▸ **Problem details**
Before you return the lines below, strip out any images and keep every word as written.
##### Provided records #####
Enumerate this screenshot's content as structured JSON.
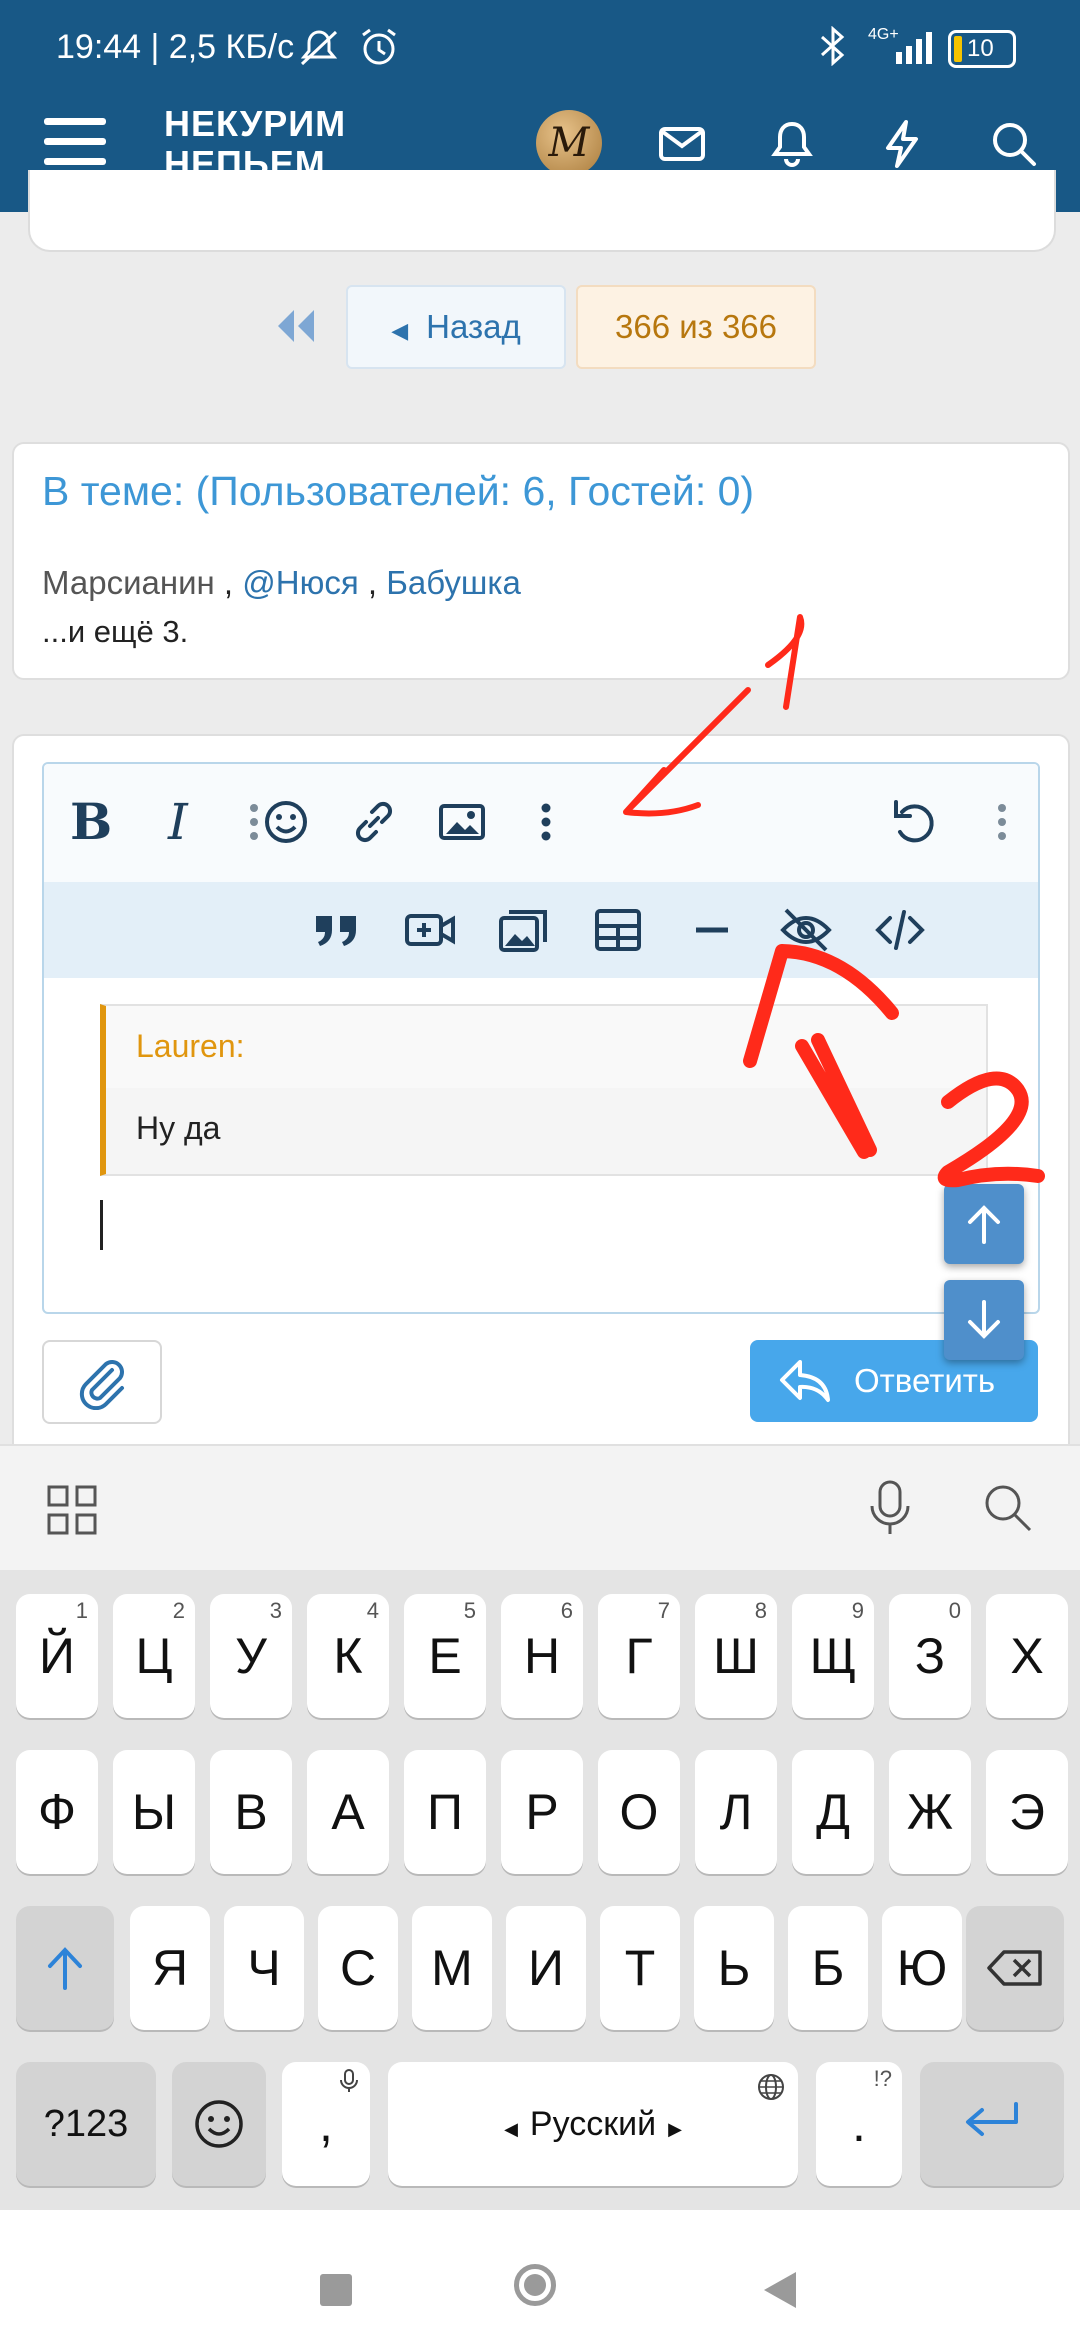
{
  "status_bar": {
    "left": "19:44 | 2,5 КБ/с",
    "network": "4G+",
    "battery": "10"
  },
  "header": {
    "site_title_line1": "НЕКУРИМ",
    "site_title_line2": "НЕПЬЕМ...",
    "avatar_letter": "M"
  },
  "pager": {
    "back_label": "Назад",
    "count": "366 из 366"
  },
  "online": {
    "title": "В теме: (Пользователей: 6, Гостей: 0)",
    "users": [
      "Марсианин",
      "@Нюся",
      "Бабушка"
    ],
    "more": "...и ещё 3."
  },
  "editor": {
    "quote_author": "Lauren:",
    "quote_text": "Ну да"
  },
  "reply_button": "Ответить",
  "keyboard": {
    "row1": [
      {
        "k": "Й",
        "h": "1"
      },
      {
        "k": "Ц",
        "h": "2"
      },
      {
        "k": "У",
        "h": "3"
      },
      {
        "k": "К",
        "h": "4"
      },
      {
        "k": "Е",
        "h": "5"
      },
      {
        "k": "Н",
        "h": "6"
      },
      {
        "k": "Г",
        "h": "7"
      },
      {
        "k": "Ш",
        "h": "8"
      },
      {
        "k": "Щ",
        "h": "9"
      },
      {
        "k": "З",
        "h": "0"
      },
      {
        "k": "Х",
        "h": ""
      }
    ],
    "row2": [
      "Ф",
      "Ы",
      "В",
      "А",
      "П",
      "Р",
      "О",
      "Л",
      "Д",
      "Ж",
      "Э"
    ],
    "row3": [
      "Я",
      "Ч",
      "С",
      "М",
      "И",
      "Т",
      "Ь",
      "Б",
      "Ю"
    ],
    "symbols_key": "?123",
    "comma_key": ",",
    "space_label": "Русский",
    "period_key": ".",
    "period_hint": "!?"
  },
  "annotations": [
    "1",
    "2"
  ],
  "colors": {
    "header_bg": "#185886",
    "link": "#2d73ad",
    "accent": "#47a7eb",
    "quote_bar": "#e0960f",
    "annotation": "#ff2a1a"
  }
}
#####
▸ **Your solution**
Enumerate this screenshot's content as structured JSON.
{
  "status_bar": {
    "left": "19:44 | 2,5 КБ/с",
    "network": "4G+",
    "battery": "10"
  },
  "header": {
    "site_title_line1": "НЕКУРИМ",
    "site_title_line2": "НЕПЬЕМ...",
    "avatar_letter": "M"
  },
  "pager": {
    "back_label": "Назад",
    "count": "366 из 366"
  },
  "online": {
    "title": "В теме: (Пользователей: 6, Гостей: 0)",
    "users": [
      "Марсианин",
      "@Нюся",
      "Бабушка"
    ],
    "more": "...и ещё 3."
  },
  "editor": {
    "quote_author": "Lauren:",
    "quote_text": "Ну да"
  },
  "reply_button": "Ответить",
  "keyboard": {
    "row1": [
      {
        "k": "Й",
        "h": "1"
      },
      {
        "k": "Ц",
        "h": "2"
      },
      {
        "k": "У",
        "h": "3"
      },
      {
        "k": "К",
        "h": "4"
      },
      {
        "k": "Е",
        "h": "5"
      },
      {
        "k": "Н",
        "h": "6"
      },
      {
        "k": "Г",
        "h": "7"
      },
      {
        "k": "Ш",
        "h": "8"
      },
      {
        "k": "Щ",
        "h": "9"
      },
      {
        "k": "З",
        "h": "0"
      },
      {
        "k": "Х",
        "h": ""
      }
    ],
    "row2": [
      "Ф",
      "Ы",
      "В",
      "А",
      "П",
      "Р",
      "О",
      "Л",
      "Д",
      "Ж",
      "Э"
    ],
    "row3": [
      "Я",
      "Ч",
      "С",
      "М",
      "И",
      "Т",
      "Ь",
      "Б",
      "Ю"
    ],
    "symbols_key": "?123",
    "comma_key": ",",
    "space_label": "Русский",
    "period_key": ".",
    "period_hint": "!?"
  },
  "annotations": [
    "1",
    "2"
  ],
  "colors": {
    "header_bg": "#185886",
    "link": "#2d73ad",
    "accent": "#47a7eb",
    "quote_bar": "#e0960f",
    "annotation": "#ff2a1a"
  }
}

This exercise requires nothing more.